In the words of Secretary General Ban Ki-moon, “all people have the right to live in inclusive societies, free from fear, violence and in a world of justice and accountability; a place where all dignity is recognized.” For solutions to be successful in the eradication of trafficking they need to be inclusive and sustainable. This collective vision calls for more meaningful international cooperation, stronger partnership and robust technical assistance. Many UN officials pointed to the hope they hold for the High Level Political Forum in September and the World Humanitarian Summit in May for additional strengthening of international cooperation and political will.
H.E. Ambassador Mendelson of the US Mission to the United Nations noted that both domestically and internationally there needs to be a continued commitment to the integration of human trafficking into the UN agenda. She expressed hope in the role of this event in identifying concrete steps to eradicate slavery. Ambassador Mendelson also mentioned the new advisory council on human trafficking created by President Obama. One of the most important aspects of this council is that it consists of eleven survivors. The council will aide in the formulation and the implementation of laws and policies aimed at eliminating trafficking.
For years Civil Society Organizations and Non-governmental Organizations have been advocating for better systems of identification of victims, identification of perpetrators and assistance for survivors. The panelists also reaffirmed this essential piece. Also brought to light at the event was the reality that today only one in one hundred victims will be rescued. This is unacceptable to say the least.

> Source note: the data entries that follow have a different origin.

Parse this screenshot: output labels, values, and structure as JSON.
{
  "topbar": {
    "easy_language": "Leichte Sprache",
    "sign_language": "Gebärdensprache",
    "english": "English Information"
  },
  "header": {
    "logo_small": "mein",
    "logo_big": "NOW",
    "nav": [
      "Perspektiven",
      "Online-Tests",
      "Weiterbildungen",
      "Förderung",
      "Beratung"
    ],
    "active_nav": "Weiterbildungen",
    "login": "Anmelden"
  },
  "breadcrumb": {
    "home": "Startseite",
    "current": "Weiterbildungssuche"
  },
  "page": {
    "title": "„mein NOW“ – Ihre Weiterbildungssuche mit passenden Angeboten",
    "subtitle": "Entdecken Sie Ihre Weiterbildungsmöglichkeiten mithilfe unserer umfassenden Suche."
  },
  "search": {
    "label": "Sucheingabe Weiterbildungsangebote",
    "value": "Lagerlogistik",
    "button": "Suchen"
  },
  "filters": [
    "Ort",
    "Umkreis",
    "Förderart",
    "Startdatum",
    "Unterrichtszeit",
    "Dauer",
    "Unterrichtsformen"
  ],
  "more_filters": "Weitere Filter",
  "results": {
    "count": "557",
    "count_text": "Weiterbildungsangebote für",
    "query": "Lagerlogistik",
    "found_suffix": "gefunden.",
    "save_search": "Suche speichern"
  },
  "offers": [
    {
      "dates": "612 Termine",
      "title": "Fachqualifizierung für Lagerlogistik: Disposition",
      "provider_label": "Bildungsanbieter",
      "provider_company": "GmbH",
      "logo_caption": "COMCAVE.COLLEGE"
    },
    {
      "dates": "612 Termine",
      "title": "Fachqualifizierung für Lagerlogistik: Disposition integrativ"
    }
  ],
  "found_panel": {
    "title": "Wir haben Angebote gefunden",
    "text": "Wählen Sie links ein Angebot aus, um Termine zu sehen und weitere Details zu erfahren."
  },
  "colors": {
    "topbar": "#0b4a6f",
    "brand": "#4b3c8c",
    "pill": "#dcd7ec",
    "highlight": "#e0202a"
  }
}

The last panelist, a survivor of child trafficking, highlighted the importance of survivor-led solutions. She spoke about the global Survivor Network Platform, a coalition of NGOs and CSOs worldwide, working tirelessly to abolish modern-day slavery. Through connecting survivors across the country, the platform “supports and encourages survivors to realize and develop confidence in their own leadership qualities and for others to learn to value their insight not just as survivors but as experts in the field.” As for corporate and private sector responsibility, she tells of the Freedom Seal Program a visual marker for businesses to express they are actively evaluating their supply chains for warning signs of trafficking and inhumane treatment of people. In closing she implores all of us to take the time to do something concrete in our daily lives on the behalf of the millions of people that are silenced.